Are Weighted Blankets Safe?
Every household item can serve you well if used correctly. If you ignore safety rules, it can be dangerous. Understanding the item's purpose should guide you on how to use it properly. It lets you know the possible consequences of every action.
For weighted blankets, you should take the time to immerse yourself in the nuances of its use.
Just because it’s a blanket doesn’t mean anyone can use it at any time. Remember that it’s not your ordinary blanket.
They’re heavier than your regular blankets for a reason. Their extra weight enables the user to experience deep pressure touch stimulation. Occupational therapists have been using them to treat their patients with special needs and sensory processing disorders.
Are weighted blankets safe?
The answer mainly depends on the user’s age and current physical condition.
Weighted blankets are generally safe for people in good health. But seeking clearance from your doctor before purchasing or using one is a logical move.
They're heavier than your regular sheets. They should be around 10% of the user’s body weight and should be strong enough to lift the blankets on their own easily. The extra weight can restrict movement. It might be a cause for concern, panic, or alarm for some while others don’t seem to mind at all.
For children, it’s 10% and must have an allowance of a pound or two as they’re still growing. When they’re using a weighted blanket, it should not cover their neck and head.
For adults, the weight is subject to the individual’s preferences. The manufacturer’s chart only serves as a guide for those who have a hard time deciding which one to buy. Some adults prefer weighted blankets to be below or beyond the recommended weight. They should base their buying decision on the weight they’re most comfortable with.

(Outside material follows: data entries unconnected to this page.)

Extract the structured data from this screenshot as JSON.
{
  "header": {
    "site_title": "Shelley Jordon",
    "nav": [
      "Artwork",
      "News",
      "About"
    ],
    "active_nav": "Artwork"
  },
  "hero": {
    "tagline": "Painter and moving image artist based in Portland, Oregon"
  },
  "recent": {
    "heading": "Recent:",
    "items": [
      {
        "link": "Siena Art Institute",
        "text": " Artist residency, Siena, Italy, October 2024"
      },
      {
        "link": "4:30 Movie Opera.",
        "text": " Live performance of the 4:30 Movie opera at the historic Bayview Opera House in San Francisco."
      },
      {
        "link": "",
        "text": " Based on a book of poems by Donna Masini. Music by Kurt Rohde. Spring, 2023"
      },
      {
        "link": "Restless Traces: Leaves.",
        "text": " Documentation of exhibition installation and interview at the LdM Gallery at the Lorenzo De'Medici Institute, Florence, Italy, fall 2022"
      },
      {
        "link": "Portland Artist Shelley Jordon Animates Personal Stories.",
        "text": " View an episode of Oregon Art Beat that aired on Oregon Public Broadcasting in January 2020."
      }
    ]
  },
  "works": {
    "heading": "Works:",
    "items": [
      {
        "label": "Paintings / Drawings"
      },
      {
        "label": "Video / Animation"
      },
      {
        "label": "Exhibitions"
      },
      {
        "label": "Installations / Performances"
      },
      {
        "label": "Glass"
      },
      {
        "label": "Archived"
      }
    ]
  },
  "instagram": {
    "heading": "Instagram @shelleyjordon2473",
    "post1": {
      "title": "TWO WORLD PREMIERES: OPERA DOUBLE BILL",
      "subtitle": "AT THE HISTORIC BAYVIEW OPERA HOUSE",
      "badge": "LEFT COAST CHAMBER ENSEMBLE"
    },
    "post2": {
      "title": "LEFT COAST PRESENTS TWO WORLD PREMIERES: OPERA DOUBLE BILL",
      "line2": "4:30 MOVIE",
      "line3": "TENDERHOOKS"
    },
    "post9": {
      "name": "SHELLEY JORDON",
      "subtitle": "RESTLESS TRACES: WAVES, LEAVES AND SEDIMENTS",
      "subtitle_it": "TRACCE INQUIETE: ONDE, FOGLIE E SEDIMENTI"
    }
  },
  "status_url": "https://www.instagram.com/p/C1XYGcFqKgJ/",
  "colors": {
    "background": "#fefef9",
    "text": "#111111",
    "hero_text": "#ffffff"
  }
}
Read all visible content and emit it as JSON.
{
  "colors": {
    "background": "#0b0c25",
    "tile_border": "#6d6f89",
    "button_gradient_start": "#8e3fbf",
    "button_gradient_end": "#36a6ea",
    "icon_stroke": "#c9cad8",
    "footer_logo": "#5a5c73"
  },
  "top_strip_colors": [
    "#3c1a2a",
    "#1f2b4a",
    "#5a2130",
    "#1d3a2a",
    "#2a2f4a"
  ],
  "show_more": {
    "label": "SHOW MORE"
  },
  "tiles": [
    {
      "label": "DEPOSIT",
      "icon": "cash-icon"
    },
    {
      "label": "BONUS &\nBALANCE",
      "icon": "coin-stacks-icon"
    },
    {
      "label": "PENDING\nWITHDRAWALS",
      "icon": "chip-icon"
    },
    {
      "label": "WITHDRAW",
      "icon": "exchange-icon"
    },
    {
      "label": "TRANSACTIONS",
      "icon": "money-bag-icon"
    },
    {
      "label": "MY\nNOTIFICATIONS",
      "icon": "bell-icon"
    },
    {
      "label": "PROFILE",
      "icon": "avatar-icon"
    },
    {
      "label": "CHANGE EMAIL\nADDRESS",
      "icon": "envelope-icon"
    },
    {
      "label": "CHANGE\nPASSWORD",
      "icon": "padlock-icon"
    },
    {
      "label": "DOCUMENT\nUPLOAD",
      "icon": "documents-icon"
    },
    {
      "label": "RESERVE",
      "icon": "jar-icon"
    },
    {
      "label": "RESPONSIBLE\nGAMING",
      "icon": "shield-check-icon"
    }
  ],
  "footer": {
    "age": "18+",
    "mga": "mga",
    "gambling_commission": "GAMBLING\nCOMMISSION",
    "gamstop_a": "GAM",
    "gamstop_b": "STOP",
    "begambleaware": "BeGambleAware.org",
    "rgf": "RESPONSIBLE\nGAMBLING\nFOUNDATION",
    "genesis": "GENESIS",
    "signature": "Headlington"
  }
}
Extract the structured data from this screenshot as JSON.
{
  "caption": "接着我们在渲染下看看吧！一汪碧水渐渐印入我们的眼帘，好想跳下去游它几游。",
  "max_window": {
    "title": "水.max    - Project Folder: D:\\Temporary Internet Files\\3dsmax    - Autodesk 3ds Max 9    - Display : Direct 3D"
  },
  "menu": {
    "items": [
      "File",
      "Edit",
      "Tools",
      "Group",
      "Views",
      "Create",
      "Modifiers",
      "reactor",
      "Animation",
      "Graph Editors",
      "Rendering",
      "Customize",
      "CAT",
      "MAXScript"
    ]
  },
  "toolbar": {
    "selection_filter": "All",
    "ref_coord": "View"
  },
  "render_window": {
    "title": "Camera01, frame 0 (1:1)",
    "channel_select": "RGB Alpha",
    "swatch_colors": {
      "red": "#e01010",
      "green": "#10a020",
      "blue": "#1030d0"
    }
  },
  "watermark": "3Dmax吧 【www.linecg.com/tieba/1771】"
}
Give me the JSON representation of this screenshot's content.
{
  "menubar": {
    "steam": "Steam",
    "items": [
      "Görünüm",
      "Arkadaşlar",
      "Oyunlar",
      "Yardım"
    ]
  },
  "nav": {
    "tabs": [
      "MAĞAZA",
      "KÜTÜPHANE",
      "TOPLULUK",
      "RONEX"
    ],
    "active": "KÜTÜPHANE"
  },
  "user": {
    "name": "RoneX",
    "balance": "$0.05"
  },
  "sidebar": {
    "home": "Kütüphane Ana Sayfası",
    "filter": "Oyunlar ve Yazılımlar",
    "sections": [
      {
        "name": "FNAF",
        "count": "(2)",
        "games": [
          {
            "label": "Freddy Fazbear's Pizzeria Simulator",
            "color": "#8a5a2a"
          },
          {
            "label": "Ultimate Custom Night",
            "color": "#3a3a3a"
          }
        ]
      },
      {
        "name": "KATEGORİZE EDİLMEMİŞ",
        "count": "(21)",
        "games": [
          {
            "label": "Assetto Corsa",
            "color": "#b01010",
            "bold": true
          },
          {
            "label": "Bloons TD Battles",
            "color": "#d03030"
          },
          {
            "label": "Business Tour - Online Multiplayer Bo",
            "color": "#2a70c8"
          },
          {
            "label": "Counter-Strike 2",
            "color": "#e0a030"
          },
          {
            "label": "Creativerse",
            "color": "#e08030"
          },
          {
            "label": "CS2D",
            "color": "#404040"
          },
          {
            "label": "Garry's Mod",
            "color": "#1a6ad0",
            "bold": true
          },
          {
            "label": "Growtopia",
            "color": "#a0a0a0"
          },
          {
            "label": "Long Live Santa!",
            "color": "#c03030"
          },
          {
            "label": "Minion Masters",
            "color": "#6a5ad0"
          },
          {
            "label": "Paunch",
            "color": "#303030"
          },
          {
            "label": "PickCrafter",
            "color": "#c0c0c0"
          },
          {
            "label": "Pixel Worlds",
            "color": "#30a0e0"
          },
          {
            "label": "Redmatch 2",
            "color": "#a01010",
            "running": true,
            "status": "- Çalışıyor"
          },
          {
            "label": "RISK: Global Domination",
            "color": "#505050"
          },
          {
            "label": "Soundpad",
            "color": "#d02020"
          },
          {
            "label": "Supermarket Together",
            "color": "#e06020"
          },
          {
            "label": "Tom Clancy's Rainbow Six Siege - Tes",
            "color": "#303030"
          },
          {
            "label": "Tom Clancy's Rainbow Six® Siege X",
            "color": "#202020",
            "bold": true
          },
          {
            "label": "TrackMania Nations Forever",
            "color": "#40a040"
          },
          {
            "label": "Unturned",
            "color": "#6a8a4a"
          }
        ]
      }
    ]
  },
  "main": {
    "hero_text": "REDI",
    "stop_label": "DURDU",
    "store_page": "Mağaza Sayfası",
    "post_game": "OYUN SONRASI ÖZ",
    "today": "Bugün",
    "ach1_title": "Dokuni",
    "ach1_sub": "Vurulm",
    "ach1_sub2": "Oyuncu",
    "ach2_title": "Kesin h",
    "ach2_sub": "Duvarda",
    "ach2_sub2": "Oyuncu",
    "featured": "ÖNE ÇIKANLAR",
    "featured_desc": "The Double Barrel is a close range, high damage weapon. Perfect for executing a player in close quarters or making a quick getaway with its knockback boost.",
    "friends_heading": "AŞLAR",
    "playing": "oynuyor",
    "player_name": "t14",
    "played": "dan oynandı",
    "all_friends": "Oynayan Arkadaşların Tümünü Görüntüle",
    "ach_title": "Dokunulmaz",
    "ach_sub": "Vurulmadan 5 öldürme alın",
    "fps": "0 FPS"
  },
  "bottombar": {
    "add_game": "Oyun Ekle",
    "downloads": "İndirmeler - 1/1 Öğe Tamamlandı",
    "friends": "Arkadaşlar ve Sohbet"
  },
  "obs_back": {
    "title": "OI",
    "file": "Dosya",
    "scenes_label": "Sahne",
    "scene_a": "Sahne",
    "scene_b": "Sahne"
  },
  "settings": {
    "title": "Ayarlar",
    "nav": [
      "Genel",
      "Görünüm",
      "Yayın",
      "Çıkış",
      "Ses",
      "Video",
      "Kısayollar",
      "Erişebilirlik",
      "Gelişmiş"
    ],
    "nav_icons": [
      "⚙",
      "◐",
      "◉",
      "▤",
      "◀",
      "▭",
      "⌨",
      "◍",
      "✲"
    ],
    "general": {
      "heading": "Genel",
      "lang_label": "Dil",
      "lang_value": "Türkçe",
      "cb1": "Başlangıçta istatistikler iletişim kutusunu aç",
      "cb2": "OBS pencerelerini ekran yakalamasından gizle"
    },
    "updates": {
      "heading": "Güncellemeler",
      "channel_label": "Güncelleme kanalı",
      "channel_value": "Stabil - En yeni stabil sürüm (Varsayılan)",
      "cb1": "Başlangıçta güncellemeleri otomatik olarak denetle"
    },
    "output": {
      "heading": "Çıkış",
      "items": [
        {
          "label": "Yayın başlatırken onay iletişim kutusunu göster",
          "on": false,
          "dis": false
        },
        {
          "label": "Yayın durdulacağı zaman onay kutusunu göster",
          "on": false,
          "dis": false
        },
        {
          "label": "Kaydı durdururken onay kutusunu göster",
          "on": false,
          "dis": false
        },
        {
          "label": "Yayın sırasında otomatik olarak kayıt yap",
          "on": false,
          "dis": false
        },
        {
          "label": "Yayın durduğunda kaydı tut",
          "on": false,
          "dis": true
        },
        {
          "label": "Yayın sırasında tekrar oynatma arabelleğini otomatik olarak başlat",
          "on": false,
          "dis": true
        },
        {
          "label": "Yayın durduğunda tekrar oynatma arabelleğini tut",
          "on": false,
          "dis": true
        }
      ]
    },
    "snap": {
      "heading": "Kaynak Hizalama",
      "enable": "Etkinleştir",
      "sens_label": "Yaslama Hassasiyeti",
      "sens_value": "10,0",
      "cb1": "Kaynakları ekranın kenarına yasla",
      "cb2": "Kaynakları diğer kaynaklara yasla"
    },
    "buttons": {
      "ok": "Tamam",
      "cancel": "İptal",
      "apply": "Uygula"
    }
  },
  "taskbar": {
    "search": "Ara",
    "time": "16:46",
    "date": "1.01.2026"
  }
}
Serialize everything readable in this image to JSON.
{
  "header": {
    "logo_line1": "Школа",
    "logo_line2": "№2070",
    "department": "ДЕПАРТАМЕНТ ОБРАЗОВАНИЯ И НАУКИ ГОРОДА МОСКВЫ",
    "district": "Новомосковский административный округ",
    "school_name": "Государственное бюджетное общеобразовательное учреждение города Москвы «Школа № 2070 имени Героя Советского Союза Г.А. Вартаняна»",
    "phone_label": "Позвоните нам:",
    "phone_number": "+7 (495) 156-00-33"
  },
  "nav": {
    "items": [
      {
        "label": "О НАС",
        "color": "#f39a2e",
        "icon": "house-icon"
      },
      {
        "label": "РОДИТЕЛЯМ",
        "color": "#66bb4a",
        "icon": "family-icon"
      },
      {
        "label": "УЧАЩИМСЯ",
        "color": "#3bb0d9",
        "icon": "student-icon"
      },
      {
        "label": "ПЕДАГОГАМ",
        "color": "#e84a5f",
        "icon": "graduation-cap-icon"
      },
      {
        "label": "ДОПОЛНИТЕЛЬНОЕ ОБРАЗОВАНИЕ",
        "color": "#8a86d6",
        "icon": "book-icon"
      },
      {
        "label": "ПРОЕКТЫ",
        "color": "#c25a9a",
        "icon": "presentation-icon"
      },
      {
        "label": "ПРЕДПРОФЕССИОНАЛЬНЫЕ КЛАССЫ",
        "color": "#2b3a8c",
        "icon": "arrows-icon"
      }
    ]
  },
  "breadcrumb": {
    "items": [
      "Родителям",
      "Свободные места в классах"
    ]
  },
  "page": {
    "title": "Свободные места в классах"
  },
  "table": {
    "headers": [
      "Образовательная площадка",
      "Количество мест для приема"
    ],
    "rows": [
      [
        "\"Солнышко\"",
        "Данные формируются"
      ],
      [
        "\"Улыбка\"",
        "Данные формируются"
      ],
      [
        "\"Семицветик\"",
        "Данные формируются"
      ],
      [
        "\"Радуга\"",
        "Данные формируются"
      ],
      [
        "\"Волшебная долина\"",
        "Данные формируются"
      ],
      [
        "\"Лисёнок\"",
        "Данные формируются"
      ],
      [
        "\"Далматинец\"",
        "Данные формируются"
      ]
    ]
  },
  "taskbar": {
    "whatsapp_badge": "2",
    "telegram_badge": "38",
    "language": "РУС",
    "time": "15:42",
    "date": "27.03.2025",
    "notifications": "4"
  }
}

The individual must never be forced to use the blanket just because it offers health benefits. Their decision to use it must be consensual.
The use of weighted blankets is for therapeutic benefits. It should help address their anxiety issues or inability to fall and stay asleep.
Who are advised not to use a weighted blanket?
- Infants or babies below two years old.
Weighted blankets are dangerous for babies under two years. They’re still developing and are not yet strong enough.
The added weight will only make them uncomfortable. Babies should sleep for at least 16 hours a day. Infants should be carefully monitored when sleeping even without the use of weighted blankets for they are also at risk of SIDS (Sudden Infant Death Syndrome).
- Children or adults who have heart or respiratory problems.
The extra weight and thickness might constrict their breathing and suffocate them as a result.
People with heart problems should always be mindful of not exerting too much force. It causes their heart to work doubly hard and might trigger a heart attack or something fatal.
The extra thickness may cause you the person to sweat heavily and trigger negative consequences. That’s why children or adults who have respiratory or heart problems and other pre-existing medical conditions should never use a weighted blanket.
Are the filling materials safe?
Fillers are the materials stuffed in between the weighted blanket’s sheets to make them heavier than the standard blankets.
Most manufacturers or makers use poly pellets or glass beads. These are non-toxic materials.
However, they can pose a choking hazard because of their size. When the blanket has damaged or loose seams, there’s a possibility for the fillers to spill out.
If you plan to order a customized sheet, you can specify the filling materials they’ll stuff your blanket with. Some manufacturers offer to make weighted blankets according to your needs and preferences. Better ask them firsthand how much it will cost you to make sure it’s well within your budget.
Why are young children with special needs allowed to use weighted blankets?
The therapy sessions are under the supervision of a medical professional. They've worked hard to become competent caregivers. A single case of malpractice will result in losing the license that allows them to practice their profession and earn a living.
Their parents and caregivers also receive training or a simple overview of their use to ensure their safety.
The extra pressure due to the blanket’s added weight stimulates deep pressure touch stimulation (DPTS). It’s been scientifically proven to help them relax and feel calm, secure and protected. The production of serotonin enables them to calm down as the brain tells their body to rest.
The use of weighted blankets helps address their present conditions. These children are never forced to use weighted blankets. It’s done in a fun and engaging way to put them at ease.